None of my inventions came by accident. I see a worthwhile need to be met and I make trial after trial until it comes. What it boils down to is one percent inspiration and ninety-nine percent perspiration. (Thomas Edison, 1929)
Sweating is an involuntary bodily action, an automatic response to heat, to strenuous work or exercise, to feeling nervous, angry, fearful or embarrassed. What, then, might it have to do with the deliberate work of making art or, more specifically, making paintings? Is painting really such hard work, or such a source of nervousness, fear, embarrassment that it causes the artist to break into a sweat? If Charlie Hammond’s new series of paintings insist over and over again on a relationship between sweating and the activity of putting paint on canvas, they don’t do so in order to valorize painting as strenuous, masculine, heroic labour, as a spontaneous or automatic process, or even as an especially anxious endeavour. Nor do they utilize any of the usual tropes of labour-intensive painting, being neither especially large in scale, intricately detailed or heavily worked, or painstaking in illusionistically concealing the work that has gone into their making. Instead of any of this, they present painting as a persistent effort, sustained across days and weeks in the studio, to work out how paintings might work today, and what relationship they might have to other forms of work. The Sweats is seriously absurd and absurdly serious, as perhaps any artworks that reckon with work in our time must be.
No exemplary or anatomically coherent working body is pictured in The Sweats, but because they all incorporate a representation of effort – the repeated motif of a right-angled arm and armpit, stained by cloud-like sweat patches – they make work and working their subject. Sweat could be read as a mark of sincerity here – you are not just going through the motions if you break into a sweat, you are really working, you really mean it, you really feel it. Hammond’s paintings should indeed be read as embodying an entirely sincere, committed approach to the daily work of painting, but they don’t treat sweat as the mark or guarantor of authenticity. In The Sweats the sweaty reality of work is reduced to a mere sign for work. As Roland Barthes notes of the sweating faces in the 1958 film Julius Caesar, sweat, once treated as a sign, is ambiguous: “it presents itself at once as intentional and irrepressible, artificial and natural, manufactured and discovered.”[i] This ambiguous play between sincerity and simulation, nature and artifice, in The Sweats allows Hammond to avoid some of the embarrassing pitfalls into which painting can fall when it tries too earnestly to picture itself as work, or to picture, empathetically, the work of others. The work evoked here is an anonymous and seemingly interminable toil, the character and aim of which is never quite specified. Those figures that do appear in the collaged canvases are composite and caricature-like entities, pieced together from the fragments of other works. Might these pictures, then, embody the work that an artist does to realize and rework an idea, to extend it in a series, to make an exhibition of it, and to put his work back into the world?

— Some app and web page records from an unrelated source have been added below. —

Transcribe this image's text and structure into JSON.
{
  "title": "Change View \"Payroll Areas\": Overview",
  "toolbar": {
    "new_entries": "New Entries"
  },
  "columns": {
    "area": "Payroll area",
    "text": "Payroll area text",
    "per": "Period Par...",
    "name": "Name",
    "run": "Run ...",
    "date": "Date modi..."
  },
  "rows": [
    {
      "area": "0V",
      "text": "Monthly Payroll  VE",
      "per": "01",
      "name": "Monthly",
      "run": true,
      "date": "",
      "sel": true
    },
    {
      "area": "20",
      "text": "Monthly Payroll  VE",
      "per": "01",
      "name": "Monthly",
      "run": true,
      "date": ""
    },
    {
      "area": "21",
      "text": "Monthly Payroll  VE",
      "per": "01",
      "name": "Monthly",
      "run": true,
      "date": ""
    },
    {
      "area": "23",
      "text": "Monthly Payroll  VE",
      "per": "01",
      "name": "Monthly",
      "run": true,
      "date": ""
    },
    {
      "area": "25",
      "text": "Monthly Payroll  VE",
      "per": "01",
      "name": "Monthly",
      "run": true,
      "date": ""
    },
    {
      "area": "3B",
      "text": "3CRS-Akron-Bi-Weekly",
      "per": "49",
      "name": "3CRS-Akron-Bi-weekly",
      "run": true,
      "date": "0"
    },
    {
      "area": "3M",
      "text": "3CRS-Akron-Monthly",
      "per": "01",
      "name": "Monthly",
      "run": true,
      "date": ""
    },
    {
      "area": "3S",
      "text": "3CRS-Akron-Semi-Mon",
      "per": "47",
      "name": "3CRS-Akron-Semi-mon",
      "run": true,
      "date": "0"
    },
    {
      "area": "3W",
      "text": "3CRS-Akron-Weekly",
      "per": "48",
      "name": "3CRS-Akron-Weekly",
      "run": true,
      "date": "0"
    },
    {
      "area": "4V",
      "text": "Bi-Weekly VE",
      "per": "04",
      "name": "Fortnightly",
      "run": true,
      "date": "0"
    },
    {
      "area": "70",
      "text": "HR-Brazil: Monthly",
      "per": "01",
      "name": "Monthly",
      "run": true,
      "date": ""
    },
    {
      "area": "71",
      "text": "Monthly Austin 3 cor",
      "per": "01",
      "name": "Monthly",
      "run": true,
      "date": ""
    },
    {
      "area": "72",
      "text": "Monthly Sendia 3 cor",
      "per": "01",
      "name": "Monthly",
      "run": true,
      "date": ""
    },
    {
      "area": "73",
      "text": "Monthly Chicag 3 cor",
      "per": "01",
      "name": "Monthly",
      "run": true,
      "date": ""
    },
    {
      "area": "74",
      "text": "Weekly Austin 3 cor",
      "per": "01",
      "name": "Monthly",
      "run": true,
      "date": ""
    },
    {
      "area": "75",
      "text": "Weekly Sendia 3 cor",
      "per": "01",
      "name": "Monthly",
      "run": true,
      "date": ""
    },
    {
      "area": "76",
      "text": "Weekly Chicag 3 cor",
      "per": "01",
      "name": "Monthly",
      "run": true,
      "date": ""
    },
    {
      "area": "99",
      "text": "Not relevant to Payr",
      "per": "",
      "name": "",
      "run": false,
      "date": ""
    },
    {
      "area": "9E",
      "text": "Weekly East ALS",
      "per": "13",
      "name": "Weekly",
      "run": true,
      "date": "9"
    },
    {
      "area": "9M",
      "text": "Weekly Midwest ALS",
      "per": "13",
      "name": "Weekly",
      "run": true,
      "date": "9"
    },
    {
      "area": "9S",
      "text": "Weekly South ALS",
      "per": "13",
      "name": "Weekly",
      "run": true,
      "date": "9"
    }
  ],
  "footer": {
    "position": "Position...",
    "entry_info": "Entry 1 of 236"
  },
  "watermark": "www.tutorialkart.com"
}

If the works are about painting, they are also pointedly about painting’s uncertain relationship to a transformed world of work. Amongst the phenomena Boltanski and Chiapello identify with what they term the ‘new spirit’ of ‘networked capitalism’ is ‘the extension to an ever greater number of wage-earners of the lack of any distinction between time at work and time outside work, between personal friendships and professional relationships, between work and the person of those who perform it’.[ii] The freedom, autonomy and creativity once identified with artistic work, are now recuperated as the prerogatives of capital. This, above all, is what makes the effort to think about art as work such a sweat-inducing business. The works in The Sweats make no explicit reference to these transformations, and indeed have a formal and metaphoric vocabulary which seems to look back to archaic forms of manual labour, most clearly in the suggestions of agricultural implements and clothing which appear in several paintings. However, this collapse of the distinction between work and worker forms the backdrop to The Sweats, which continues Hammond’s practice of alluding to the personages, attitudes and lexicons which emerge from this ‘new spirit’ and its spurious progress. Hammond displaces the special status of artistic work by indexing it to a marker of undistinguished, quotidian effort, of the daily grind. Sweat is, in these works, the solvent that appears to dissolve the separation between artistic and non-artistic labour, without, however, reconciling the two or resolving the tension between them.